June sees peace and tranquility restored among the Luangwa impalas and a few months later (usually September) the females start showing that they are pregnant. With the first rains in November the babies are born, never more than one per female. It’s said that female can ‘hold-on’ to their babies if the rains arrive late.
One of Africa’s most recognizable antelopes, a Greater Kudu bull (Tragelaphus strepsiceros) weighs in at almost 300kg with a set of spiral horns to stop and stare at. Kudu cows are smaller than bulls, and has no horns, but both sexes sport white stripes down the sides of their bodies. Bulls join breeding herds during mating, but the rest of the year can be found in bachelor herds of 2 – 10 animals.
Despite its size, kudus are remarkbly agile creatures. Their size means they can avoid comptetion for food with the smaller antelopes like bushbuck and impala, but are not tall enough to comptete directly with giraffe.
If your out on a walking safari and you find kudu droppings, always remember that they are the perfect size for a game of “Kudu-dung-spitting” in which the contestant that can spit the small balls the furthest is declared the winner. I would not recommend taking on Wildlife Camp’s guides, however, as they have been known to reach distances of up to 3 meters!
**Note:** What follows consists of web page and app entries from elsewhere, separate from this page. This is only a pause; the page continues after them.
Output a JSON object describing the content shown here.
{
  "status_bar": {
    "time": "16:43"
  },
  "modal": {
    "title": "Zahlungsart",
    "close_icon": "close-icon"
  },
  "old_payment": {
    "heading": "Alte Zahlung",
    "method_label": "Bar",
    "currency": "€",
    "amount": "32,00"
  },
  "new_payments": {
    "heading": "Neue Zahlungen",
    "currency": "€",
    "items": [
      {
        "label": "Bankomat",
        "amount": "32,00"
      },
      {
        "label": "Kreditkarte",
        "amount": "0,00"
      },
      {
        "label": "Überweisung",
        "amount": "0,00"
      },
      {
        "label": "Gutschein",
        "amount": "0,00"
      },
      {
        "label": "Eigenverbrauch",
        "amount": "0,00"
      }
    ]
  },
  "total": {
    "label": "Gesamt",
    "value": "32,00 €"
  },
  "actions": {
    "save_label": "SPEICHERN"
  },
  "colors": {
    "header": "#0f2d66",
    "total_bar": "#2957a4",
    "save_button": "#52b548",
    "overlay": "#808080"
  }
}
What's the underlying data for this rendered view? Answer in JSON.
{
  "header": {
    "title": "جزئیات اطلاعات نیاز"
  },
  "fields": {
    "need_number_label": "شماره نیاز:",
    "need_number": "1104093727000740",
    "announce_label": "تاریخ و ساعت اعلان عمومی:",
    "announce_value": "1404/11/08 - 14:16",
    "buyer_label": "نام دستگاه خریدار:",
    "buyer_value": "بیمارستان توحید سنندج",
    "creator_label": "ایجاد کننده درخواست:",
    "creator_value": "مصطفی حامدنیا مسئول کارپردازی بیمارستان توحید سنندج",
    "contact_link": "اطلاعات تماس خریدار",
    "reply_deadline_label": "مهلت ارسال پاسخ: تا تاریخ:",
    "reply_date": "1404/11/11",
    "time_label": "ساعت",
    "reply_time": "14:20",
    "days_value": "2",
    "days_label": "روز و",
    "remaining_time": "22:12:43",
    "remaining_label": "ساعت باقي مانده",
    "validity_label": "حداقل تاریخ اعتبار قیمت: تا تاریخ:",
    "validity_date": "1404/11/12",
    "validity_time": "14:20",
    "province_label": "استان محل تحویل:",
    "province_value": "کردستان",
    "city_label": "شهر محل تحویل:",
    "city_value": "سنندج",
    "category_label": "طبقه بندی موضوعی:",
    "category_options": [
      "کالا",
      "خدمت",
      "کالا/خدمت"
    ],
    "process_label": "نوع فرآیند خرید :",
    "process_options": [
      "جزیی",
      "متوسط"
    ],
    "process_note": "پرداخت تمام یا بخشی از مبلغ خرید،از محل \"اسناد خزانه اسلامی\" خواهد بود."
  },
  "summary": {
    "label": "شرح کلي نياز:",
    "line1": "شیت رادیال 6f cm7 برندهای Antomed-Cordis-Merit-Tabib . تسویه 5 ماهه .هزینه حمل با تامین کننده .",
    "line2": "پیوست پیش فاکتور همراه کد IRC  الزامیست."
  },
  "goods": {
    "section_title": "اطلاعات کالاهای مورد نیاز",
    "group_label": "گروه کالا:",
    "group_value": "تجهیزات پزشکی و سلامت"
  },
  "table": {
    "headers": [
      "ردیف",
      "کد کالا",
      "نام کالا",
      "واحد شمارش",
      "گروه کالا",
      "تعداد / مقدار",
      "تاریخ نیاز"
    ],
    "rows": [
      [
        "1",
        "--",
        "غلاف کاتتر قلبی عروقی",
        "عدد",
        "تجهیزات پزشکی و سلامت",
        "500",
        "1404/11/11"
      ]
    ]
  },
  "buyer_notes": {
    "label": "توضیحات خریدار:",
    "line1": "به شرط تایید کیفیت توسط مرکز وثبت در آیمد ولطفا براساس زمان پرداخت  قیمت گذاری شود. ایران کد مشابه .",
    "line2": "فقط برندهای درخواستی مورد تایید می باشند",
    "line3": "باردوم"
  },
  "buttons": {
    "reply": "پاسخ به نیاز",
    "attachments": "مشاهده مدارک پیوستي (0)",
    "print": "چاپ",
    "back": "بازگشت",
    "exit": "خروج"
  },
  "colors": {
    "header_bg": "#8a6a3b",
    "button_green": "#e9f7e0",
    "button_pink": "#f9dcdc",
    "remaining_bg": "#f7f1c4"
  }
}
It happens sometimes that you show guests a warthog (Phacochoerus africanus) and two minutes later somebody in the car is quietly humming Hakuna-Matata. But there is much more to warthogs than just song and dance.
The name warthog comes from the warts these pigs wear on their faces. Boars have two sets of prominent warts while sows and young have mere bumps on their faces. The tusks (especially in males) are formidable weapons and not to be messed with! So important are these tusks, that young grow white tufts of hair on their faces to resemble tusks – this makes potential predators think twice about having bacon for breakfast. Warthogs are predominantly grazers and often use their snouts as shovels to get to the juicy plant bits underneath the ground.
Late September is usually a good time to stop and stare at warthogs as this is the time when the babies start showing themselves. Because they give birth in burrows, this time of the year is ideal. Piglets are tiny and hairless after birth and will remain in the burrow 6 weeks before they start exploring their new world. The timing means that in case of early rain, the babies will be strong and independent enough to escape the burrow to avoid drowning.
Ever felt like exploring the Luangwa Valley and all its inhabitants – big or small? Wildlife Camp is currently offering a “Sunset Special” which gives you one night free in our bushcamp if you book and stay 4 nights full-board with us before the end of October this year. Our little intimate bushcamp is the perfect place to stop and stare. It’s an offer to good to miss.
For more information please e-mail Retha on email@example.com
That is all for this edition of Wildlife Camp’s newsletter.
Warm Regards from all of us!